··· Data listing ···

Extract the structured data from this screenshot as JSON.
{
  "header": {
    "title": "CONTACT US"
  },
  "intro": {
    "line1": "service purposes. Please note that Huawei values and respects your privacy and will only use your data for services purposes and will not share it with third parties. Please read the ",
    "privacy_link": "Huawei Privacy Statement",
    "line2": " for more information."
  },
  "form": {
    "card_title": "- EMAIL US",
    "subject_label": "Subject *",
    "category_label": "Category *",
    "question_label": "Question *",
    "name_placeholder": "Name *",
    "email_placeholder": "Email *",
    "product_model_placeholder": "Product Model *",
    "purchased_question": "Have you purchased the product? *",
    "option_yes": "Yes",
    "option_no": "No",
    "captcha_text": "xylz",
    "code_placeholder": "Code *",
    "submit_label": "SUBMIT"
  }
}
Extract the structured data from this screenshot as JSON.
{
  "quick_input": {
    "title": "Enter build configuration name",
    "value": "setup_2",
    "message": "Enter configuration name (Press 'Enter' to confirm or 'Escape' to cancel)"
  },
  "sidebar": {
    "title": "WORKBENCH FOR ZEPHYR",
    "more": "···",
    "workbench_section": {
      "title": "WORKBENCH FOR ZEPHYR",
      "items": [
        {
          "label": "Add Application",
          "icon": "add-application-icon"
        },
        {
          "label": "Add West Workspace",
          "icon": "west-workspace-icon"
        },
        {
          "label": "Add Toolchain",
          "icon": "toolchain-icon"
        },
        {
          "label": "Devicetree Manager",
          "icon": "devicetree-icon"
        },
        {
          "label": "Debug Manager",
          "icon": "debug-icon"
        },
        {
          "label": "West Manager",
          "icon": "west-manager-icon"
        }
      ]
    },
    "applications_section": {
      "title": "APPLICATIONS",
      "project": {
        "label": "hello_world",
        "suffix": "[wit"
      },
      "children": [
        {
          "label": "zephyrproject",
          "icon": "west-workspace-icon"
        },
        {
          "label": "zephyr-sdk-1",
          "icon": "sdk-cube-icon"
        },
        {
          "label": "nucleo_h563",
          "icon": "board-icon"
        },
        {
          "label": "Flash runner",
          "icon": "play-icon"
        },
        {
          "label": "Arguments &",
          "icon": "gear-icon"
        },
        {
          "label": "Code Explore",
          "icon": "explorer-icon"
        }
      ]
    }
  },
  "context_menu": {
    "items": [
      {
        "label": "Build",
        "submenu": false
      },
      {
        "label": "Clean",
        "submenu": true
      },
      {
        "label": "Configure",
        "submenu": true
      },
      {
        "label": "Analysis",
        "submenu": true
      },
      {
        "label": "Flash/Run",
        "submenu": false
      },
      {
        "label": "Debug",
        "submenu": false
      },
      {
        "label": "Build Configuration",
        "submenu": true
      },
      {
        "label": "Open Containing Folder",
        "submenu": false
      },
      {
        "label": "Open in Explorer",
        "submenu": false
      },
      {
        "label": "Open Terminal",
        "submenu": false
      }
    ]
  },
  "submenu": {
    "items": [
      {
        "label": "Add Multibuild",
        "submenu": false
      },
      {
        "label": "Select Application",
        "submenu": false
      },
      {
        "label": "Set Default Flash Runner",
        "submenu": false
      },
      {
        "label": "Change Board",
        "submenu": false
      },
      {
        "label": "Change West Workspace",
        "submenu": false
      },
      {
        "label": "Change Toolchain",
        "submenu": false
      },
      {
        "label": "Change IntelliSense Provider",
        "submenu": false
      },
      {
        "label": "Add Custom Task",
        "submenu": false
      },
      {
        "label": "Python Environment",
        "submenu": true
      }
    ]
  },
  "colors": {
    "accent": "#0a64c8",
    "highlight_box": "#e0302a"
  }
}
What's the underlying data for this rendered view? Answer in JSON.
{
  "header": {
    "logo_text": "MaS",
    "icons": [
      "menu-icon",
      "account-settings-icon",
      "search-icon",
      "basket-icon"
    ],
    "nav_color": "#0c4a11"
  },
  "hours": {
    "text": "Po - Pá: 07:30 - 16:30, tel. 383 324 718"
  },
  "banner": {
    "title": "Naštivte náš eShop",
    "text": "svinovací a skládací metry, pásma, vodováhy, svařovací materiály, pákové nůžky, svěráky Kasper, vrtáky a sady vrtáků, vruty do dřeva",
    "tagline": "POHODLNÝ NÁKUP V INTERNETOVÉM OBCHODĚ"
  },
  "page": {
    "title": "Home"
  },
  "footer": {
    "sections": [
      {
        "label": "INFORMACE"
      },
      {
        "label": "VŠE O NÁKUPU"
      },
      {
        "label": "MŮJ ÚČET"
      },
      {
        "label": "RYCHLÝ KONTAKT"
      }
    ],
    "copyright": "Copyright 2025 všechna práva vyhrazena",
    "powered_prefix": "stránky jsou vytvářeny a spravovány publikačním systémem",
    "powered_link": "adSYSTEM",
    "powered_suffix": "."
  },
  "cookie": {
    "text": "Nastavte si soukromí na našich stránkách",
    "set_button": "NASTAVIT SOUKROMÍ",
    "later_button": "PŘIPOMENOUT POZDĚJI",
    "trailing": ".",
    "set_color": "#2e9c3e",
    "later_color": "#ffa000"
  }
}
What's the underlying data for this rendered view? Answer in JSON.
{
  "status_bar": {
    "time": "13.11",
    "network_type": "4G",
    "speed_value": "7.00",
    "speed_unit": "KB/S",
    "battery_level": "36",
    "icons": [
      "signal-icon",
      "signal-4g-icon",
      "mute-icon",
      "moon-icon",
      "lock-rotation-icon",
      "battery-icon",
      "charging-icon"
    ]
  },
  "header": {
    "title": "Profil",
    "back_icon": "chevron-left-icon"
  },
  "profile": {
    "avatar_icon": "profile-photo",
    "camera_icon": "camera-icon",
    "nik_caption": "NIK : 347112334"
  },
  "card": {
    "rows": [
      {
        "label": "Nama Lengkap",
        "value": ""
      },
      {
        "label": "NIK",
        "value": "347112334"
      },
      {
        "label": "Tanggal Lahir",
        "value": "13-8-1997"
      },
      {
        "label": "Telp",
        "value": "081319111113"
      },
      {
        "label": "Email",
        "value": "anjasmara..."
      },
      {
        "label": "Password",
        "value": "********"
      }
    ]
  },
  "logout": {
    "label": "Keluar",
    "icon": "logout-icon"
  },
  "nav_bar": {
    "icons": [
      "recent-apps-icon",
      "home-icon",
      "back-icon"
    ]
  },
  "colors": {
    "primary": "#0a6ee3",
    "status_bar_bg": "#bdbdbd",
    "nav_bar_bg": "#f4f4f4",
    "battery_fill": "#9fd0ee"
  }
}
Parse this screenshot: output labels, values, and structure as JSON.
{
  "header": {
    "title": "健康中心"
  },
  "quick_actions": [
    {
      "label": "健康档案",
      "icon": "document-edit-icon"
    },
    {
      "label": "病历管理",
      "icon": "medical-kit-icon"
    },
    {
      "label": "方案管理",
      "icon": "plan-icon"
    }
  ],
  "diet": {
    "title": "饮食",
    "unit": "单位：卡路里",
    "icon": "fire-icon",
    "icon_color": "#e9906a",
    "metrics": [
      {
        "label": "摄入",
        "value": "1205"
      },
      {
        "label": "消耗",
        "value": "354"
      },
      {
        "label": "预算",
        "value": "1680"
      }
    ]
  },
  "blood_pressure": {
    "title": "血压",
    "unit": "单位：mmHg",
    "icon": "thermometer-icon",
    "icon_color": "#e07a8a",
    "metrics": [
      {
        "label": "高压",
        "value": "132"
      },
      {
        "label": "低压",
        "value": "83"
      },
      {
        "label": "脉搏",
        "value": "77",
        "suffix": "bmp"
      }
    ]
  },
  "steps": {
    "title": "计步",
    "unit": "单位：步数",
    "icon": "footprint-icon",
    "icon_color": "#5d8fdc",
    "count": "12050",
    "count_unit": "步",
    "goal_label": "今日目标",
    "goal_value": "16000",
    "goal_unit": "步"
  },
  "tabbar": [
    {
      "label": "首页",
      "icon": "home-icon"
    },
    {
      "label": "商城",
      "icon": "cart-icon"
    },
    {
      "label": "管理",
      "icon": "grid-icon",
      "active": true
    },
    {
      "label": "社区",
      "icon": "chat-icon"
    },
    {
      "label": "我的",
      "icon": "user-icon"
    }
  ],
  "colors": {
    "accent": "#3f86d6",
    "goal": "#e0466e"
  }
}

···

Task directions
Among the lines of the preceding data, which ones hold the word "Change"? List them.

Completed exercise
        "label": "Change Board",
        "label": "Change West Workspace",
        "label": "Change Toolchain",
        "label": "Change IntelliSense Provider",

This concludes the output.